“Use a little less of it and add extra veg,” said Kellow. “Lentils are also a great choice for adding in to boost fibre.

“Two other great standbys for speedy comfort food – a jacket potato with baked beans or a bowl of vegetable and bean soup.”

Cheese platters

A cheese platter is a favourite indulgence for many. While cheese is high in salt and saturated fat, it also contains a multitude of nutrients.

“Cheese has lots of nutritional benefits, which include being a source of protein and essential nutrients such as calcium, zinc and vitamin B12,” said Hobson.

“The vitamin B12 content of this food makes it beneficial for vegetarians who do not eat meat or fish.”

Reduced-fat cheeses are available, while feta, goat’s cheese and halloumi are naturally lower in calories than the go-to cheddar.

For those who enjoy a bit of grated cheese with their spaghetti bolognese, Kellow recommends using a fine-toothed grater to make the serving go further.


While those with a sweet tooth may struggle to stay healthy, they can try halving the sugar content of a dessert recipe.

“You could also try using spices like cinnamon, nutmeg or vanilla pod to sweeten foods and drinks,” said Hobson.

New ways of serving fruit can also make it feel like more of a treat.

“I’m a big fan of frozen grapes, they’re almost like sweets,” said Kellow.

“Remember to chop them up if you’re going to give them to young children as whole grapes can be a choking hazard.

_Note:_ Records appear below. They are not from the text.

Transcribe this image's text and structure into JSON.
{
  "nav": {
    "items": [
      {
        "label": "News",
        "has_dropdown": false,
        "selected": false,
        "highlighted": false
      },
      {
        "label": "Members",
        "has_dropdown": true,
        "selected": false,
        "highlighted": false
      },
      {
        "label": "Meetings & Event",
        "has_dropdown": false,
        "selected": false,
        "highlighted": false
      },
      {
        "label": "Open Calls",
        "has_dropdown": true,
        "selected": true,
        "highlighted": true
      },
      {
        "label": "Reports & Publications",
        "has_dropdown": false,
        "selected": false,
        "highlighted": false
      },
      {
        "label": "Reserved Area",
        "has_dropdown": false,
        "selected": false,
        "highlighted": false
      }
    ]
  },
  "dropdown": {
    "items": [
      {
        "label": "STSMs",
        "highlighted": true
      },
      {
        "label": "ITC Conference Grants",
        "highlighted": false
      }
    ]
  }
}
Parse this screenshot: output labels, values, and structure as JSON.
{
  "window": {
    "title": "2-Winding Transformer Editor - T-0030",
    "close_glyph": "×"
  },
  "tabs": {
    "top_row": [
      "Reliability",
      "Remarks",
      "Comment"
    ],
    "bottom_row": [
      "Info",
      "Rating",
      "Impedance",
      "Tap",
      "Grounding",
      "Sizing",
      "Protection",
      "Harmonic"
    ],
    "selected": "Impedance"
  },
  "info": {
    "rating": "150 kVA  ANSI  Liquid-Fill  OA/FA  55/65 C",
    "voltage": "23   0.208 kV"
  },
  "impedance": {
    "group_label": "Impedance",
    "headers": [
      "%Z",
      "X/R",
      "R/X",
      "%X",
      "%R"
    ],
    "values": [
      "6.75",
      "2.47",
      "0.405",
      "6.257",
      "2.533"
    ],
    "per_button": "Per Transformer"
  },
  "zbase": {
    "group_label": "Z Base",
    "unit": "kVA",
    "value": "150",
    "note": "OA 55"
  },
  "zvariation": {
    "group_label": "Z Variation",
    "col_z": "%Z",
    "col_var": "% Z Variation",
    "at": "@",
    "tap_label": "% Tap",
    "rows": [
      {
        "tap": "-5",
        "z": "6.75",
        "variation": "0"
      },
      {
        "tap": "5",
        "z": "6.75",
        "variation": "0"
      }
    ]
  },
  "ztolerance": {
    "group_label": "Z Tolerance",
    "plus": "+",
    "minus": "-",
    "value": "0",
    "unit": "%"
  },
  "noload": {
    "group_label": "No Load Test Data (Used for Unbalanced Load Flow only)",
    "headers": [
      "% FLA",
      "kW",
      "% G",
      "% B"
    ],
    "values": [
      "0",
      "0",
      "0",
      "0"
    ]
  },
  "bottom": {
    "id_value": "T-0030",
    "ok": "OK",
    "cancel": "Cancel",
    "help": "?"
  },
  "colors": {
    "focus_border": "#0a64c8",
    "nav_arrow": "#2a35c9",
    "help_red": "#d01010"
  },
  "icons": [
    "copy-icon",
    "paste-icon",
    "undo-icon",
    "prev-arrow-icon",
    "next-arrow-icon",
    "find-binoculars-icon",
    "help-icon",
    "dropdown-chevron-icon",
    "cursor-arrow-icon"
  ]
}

“Also, puree frozen berries or mango chunks then stir into plain yogurt, and freeze in lolly moulds.”

Watch: Healthy swaps for the desserts you crave